Film Reviews:

July 13th

(Wellson Chin, HK, 1996)

A typically uneven Hong Kong ghost story, this one is more police investigation than all-action but it does have its eerie sequences. A womanising police officer nicknamed 'Pierre' is teamed up with one of his many ex-girlfriends, Laura, to investigate the supposed suicide of a young schoolgirl. It quickly becomes apparent that it was no ordinary suicide and that there are similarities with several other cases, and an old woman is repeatedly seen at the funerals of each of the victims. After consulting with a supposedly psychic criminal in a mental institution the investigation leads the police to the ghost of an old woman who passes a book called "The Manual of Suicide" to those who are at a low point in their lives, who are then unable to stop themselves from commiting suicide.

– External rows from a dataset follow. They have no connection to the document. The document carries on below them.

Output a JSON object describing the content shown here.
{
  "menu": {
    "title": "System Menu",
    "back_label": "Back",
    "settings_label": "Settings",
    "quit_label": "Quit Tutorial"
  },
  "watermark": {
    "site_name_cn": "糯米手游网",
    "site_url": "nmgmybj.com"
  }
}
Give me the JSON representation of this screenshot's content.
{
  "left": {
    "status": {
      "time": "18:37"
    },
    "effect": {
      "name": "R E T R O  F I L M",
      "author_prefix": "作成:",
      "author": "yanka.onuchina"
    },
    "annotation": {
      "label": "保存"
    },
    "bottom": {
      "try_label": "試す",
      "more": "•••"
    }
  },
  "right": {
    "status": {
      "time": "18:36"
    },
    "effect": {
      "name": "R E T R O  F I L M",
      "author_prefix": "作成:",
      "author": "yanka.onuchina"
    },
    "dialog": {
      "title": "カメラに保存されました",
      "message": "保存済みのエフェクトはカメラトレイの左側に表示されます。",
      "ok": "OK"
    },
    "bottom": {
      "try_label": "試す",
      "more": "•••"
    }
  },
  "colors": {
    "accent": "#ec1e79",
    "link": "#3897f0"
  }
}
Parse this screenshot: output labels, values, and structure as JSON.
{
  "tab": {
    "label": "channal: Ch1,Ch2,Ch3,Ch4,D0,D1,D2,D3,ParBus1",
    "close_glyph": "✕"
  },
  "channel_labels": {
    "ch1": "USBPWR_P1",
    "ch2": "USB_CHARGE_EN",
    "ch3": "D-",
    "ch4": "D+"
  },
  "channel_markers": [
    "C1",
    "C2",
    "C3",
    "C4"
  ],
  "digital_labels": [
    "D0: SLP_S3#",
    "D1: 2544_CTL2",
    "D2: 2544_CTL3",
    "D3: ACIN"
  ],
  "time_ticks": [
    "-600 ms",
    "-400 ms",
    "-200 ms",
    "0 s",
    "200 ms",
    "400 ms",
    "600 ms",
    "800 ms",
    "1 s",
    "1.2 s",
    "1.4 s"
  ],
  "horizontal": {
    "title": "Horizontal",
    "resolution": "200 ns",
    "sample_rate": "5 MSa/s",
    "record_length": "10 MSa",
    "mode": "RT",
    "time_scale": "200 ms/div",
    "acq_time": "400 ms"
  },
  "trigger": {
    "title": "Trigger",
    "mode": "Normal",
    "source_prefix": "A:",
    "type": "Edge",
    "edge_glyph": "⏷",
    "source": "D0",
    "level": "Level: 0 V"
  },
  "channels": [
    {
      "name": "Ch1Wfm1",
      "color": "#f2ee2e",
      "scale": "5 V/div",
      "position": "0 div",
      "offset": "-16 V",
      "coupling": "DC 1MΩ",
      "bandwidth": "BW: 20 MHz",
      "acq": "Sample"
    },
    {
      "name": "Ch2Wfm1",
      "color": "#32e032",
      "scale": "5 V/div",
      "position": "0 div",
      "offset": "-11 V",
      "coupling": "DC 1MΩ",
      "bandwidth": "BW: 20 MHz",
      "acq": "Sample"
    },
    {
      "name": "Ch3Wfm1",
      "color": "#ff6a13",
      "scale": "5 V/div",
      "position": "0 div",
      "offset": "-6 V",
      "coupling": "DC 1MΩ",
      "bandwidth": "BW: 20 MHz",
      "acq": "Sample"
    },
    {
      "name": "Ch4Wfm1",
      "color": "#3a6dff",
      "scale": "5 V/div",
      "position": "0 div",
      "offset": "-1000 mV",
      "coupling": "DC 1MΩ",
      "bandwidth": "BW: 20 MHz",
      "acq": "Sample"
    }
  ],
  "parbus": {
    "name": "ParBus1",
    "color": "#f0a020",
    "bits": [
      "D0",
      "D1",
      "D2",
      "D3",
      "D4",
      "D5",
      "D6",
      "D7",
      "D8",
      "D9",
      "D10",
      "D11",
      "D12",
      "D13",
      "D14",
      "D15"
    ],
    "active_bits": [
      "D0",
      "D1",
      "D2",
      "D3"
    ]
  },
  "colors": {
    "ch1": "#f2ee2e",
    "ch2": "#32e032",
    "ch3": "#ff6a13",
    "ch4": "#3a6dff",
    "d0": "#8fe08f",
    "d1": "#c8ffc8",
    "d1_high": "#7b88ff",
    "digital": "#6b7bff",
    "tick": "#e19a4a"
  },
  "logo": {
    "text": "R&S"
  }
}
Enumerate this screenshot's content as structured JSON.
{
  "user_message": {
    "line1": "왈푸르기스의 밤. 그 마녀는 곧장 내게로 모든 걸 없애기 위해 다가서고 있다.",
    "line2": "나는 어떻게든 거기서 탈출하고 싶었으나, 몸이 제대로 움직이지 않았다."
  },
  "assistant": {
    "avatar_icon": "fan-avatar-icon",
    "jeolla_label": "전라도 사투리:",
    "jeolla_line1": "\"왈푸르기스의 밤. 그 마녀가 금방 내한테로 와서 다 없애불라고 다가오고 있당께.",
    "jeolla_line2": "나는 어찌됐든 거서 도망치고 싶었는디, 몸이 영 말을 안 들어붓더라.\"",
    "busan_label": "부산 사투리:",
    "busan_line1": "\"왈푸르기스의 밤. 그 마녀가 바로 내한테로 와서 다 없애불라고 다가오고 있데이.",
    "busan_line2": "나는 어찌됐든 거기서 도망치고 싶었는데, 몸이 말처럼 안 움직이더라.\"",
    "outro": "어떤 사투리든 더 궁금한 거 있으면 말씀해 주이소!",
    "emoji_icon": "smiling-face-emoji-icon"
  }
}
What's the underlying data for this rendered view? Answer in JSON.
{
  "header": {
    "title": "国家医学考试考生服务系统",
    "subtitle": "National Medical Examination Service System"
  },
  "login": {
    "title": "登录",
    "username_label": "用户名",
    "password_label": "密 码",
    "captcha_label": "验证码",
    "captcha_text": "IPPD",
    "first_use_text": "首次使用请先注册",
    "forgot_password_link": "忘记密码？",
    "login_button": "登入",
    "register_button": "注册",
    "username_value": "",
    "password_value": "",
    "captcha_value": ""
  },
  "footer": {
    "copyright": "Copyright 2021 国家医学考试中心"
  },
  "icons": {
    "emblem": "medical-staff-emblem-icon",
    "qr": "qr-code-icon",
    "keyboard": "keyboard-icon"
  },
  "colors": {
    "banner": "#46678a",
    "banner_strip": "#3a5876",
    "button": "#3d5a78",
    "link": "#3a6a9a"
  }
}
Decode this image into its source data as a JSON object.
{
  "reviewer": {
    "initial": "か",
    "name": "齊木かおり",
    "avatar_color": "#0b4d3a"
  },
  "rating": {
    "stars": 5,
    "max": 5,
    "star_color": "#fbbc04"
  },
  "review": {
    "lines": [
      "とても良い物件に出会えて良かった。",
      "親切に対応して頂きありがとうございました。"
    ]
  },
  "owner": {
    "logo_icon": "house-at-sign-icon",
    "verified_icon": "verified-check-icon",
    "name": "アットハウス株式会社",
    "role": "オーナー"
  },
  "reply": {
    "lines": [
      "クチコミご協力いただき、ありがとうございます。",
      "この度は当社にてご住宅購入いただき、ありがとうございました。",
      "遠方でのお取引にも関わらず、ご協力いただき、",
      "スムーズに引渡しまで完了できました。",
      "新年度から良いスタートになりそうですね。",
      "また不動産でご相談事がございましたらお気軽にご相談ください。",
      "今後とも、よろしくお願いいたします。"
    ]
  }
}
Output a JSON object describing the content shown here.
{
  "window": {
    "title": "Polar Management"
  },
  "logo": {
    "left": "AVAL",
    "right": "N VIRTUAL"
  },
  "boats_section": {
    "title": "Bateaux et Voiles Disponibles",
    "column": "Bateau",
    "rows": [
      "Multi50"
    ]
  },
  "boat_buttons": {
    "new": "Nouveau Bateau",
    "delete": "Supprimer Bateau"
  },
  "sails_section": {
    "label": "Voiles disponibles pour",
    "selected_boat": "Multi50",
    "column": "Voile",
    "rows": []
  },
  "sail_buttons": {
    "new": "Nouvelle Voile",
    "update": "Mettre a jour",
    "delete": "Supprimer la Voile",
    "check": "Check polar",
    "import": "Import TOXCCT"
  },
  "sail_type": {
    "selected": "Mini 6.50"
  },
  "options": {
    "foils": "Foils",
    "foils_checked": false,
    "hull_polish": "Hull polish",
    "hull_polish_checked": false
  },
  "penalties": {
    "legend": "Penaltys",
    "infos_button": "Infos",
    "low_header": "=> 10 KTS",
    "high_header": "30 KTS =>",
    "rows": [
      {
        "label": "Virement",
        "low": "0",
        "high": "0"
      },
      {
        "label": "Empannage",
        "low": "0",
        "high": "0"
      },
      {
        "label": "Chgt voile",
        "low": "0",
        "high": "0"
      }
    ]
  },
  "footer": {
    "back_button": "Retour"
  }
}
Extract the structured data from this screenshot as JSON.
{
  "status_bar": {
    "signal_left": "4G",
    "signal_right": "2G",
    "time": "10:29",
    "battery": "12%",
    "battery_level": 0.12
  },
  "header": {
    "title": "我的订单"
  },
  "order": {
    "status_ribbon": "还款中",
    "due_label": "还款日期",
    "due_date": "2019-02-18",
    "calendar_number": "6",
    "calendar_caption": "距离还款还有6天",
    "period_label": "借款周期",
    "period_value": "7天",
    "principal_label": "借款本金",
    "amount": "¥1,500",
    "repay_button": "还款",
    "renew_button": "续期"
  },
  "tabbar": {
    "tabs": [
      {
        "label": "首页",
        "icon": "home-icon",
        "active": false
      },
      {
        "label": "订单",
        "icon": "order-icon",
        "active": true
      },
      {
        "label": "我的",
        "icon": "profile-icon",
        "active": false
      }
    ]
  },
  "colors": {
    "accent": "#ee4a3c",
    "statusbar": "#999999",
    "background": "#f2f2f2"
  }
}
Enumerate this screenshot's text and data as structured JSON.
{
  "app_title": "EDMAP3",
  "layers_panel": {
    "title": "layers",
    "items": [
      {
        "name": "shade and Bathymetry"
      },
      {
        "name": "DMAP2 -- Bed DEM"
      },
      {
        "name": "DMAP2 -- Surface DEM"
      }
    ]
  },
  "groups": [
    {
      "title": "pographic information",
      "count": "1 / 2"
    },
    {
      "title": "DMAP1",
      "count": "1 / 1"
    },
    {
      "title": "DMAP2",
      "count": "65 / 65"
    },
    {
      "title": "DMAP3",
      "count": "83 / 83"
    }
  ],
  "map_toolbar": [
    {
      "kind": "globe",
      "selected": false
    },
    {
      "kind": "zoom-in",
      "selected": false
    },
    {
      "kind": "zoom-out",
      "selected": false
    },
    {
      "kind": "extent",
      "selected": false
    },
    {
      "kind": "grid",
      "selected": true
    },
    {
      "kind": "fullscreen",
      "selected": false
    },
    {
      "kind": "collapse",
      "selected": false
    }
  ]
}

The basic premise is a good one - something like M.R. James' classic tale Casting of the Runes - whereby those given a document suffused with evil are ill-fated. The beginning is seriously moody but, as is norm for this genre in Hong Kong, it frequently phases in an out of farce. Director Wellson Chin is not too proud to throw in a few fart gags just for a cheap laugh or two. David Wu is amusing as Pierre and Michele Reis is a gorgeous (Maggie Chung look-a-like) and talented lead female and the two play off each other well. The obviously low-budget and cheap effects work doesn't detract from the brief moments of creepy tension but it'll probably only be of real interest to those who are already fans of the HK ghost genre.

Rob Dyer